1964 U.S. release of the Marni Nixon recording
Single by Julie Andrews
from the album Mary Poppins: Original Cast Soundtrack
Released1964 (1964)
GenreMusical, soundtrack
Songwriter(s)Richard M. Sherman, Robert B. Sherman
From the film Mary Poppins

"A Spoonful of Sugar" is a song from Walt Disney's 1964 film and 2004 musical version of Mary Poppins, composed by Robert B. Sherman and Richard M. Sherman. The song has characteristics of the fast-paced one-step, a popular dance in the 1910s.

In-film context


It is an uptempo song sung by Mary Poppins, instructing the two children, Jane (Karen Dotrice) and Michael (Matthew Garber) to clean their room. Although the task is daunting, she tells them, with a good attitude, it can be fun. The melody is heard throughout the film as Mary's leitmotif. As part of the interlude, she sees that Michael couldn't get out of the closet doors that open and close rapidly.

In-musical context


In the musical, Robertson Ay and Mrs. Brill are helping Mrs. Banks for a tea party she's planning. Mrs. Brill tells Robertson Ay to make the frosting, which the kids try to do instead, despite Robertson Ay giving them warnings. After Jane sends him to get hot water, it comes out with the force of a cannon and causes Robertson Ay to run into the furniture, destroying the kitchen in the process. Mrs. Banks is shocked to see the kitchen in this shape when she arrives there with Mary Poppins. Mary sends her upstairs to get dressed, while she gives Jane and Michael some medicine, which comes out in different colors and flavors, much like in the film. Cleaning the kitchen up is similar to cleaning up the nursery in the film with Mary magically putting it back together.

Other Disney uses


The song is mixed with It's A Small World, also a Sherman song in the final number of On the Record, a short lived revue of Disney songs.

This musical number also appears in the Sing Along Songs series of Disney videos.



Julie Andrews was not yet committed for the part of Mary Poppins.

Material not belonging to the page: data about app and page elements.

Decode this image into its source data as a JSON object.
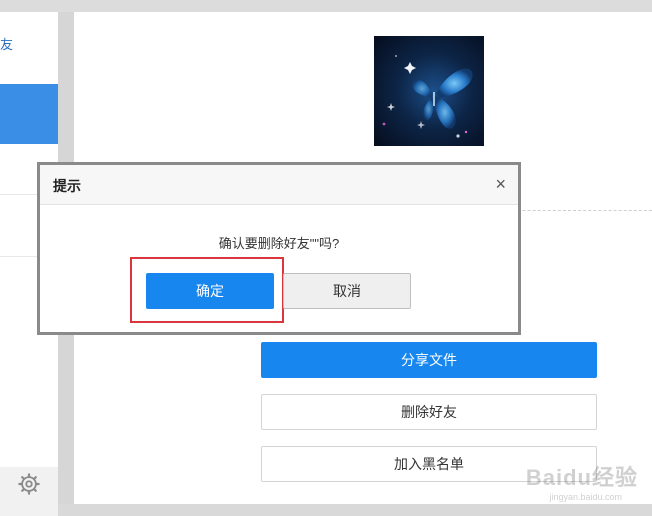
{
  "sidebar": {
    "item_label_partial": "友",
    "settings_icon": "gear-icon"
  },
  "profile": {
    "avatar_icon": "butterfly-avatar"
  },
  "actions": {
    "share_label": "分享文件",
    "delete_label": "删除好友",
    "block_label": "加入黑名单"
  },
  "dialog": {
    "title": "提示",
    "close_label": "×",
    "message": "确认要删除好友\"\"吗?",
    "confirm_label": "确定",
    "cancel_label": "取消"
  },
  "watermark": {
    "text": "Baidu经验",
    "sub": "jingyan.baidu.com"
  },
  "colors": {
    "accent": "#1787ef",
    "sidebar_selected": "#3a8ee6",
    "highlight": "#d9363e"
  }
}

She did not like the song that was written for her, believing it did not have enough snap to it. The original song was called "The Eyes of Love". Walt Disney instructed the Sherman Brothers to come up with something more catchy. Robert Sherman, the primary lyricist of the duo, arrived home from work one evening, having worked all day trying to come up with a song idea. As he walked in the door, his wife, Joyce, informed him that the children had gotten their polio vaccine that day. Thinking that the child had received a shot, Robert asked his son, Jeffrey, if it hurt. The child responded that the medicine was put on a cube of sugar and that he swallowed it. Realizing what he had, Robert Sherman arrived at work early the next morning with the title of the song "A Spoonful of Sugar Helps the Medicine Go Down". Sherman suggested the lyric to his brother, Richard, who was at first dismissive but slowly came around. At his brother's behest, Richard put melody to the lyric, and with that, the song was born.[1][2][3]

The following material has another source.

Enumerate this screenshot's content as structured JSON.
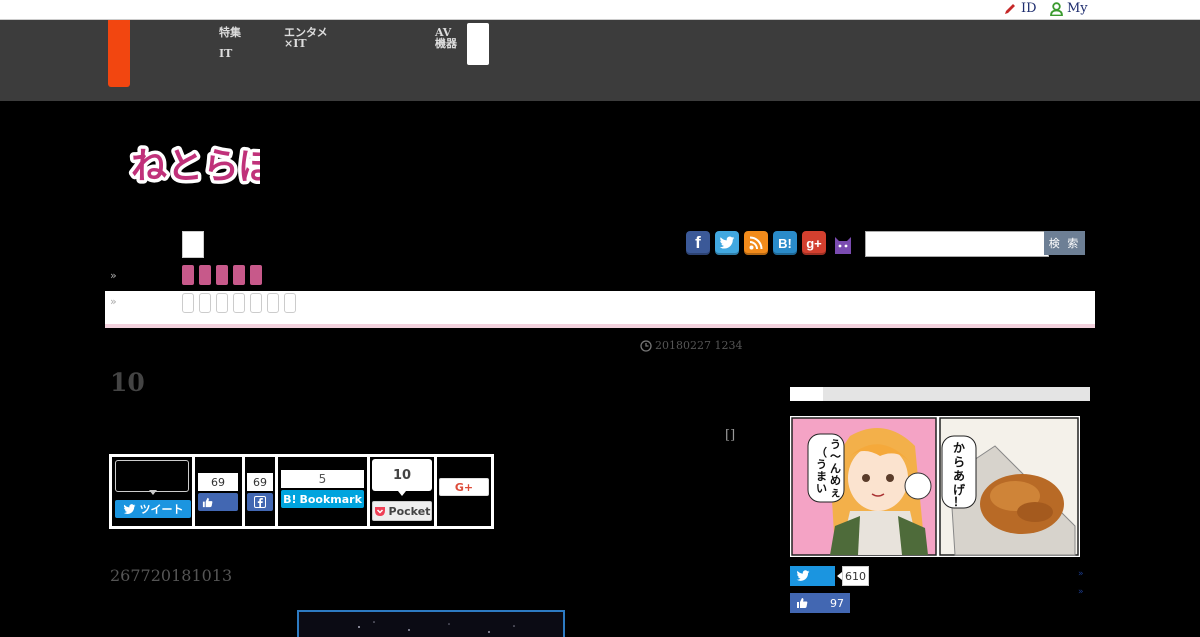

On the television show How I Met Your Mother, in the episode "Last Words", the character Robin Scherbatsky (portrayed by Cobie Smulders) implies to her friend, Ted Mosby (portrayed by Josh Radnor), that it is naive and childish of him to believe that what the kids were given with their medicine truly was sugar, rather implying that what the children were actually given with their medicine was (crack) cocaine,[citation needed] referencing the fact that the kids, at one point in the movie, attempted to jump into paintings with Poppins.

In Shrek The Third after Queen Lillian (played by Andrews) breaks down the prison walls, she starts humming part of the melody to the song.

After Poppins is melted by the Wicked Witch of the West in Cheshire Crossing, her reconstitution is accelerated after her remains are placed in bathwater and she is provided a teaspoon of table sugar.[9]


Region Certification Certified units/sales
United States (RIAA)[10] Gold 500,000

Sales+streaming figures based on certification alone.


  1. ^ "Our History | Vaccine Resources".
  2. ^ Sherman, Robert B. "At 6:01 I March Through My Door" in Moose: Chapters From My Life, p. 377-378
  3. ^ "Sherman Brother Son Prompted Iconic 'Spoonful of Sugar' Song". December 3, 2020.
  4. ^ "Music to Discover - Harry Connick Jr's 'Songs I Heard'".
  5. ^ "Harry Connick Jr.: Songs I Heard / 30 | Arts | The Harvard Crimson". www.thecrimson.com.
  6. ^ DiBlasi, Loren. "Kacey Musgraves' Country Cover Of 'A Spoonful Of Sugar' Is Magical". MTV News. Archived from the original on October 17, 2015.
  7. ^ "EXCLUSIVE: Kacey Musgraves Sings a Southern-Style 'Spoonful of Sugar'". www.advocate.com. November 16, 2015.
  8. ^ "Kacey Musgraves' 'A Spoonful of Sugar' Cover is Practically Perfect in Every Way". Spin. October 16, 2015.
  9. ^ "Cheshire Crossing :: Welcome to Oz | Tapas". tapas.io.
  10. ^ "American single certifications – Julie Andrews – A Spoonful Of Sugar". Recording Industry Association of America. Retrieved October 17, 2021.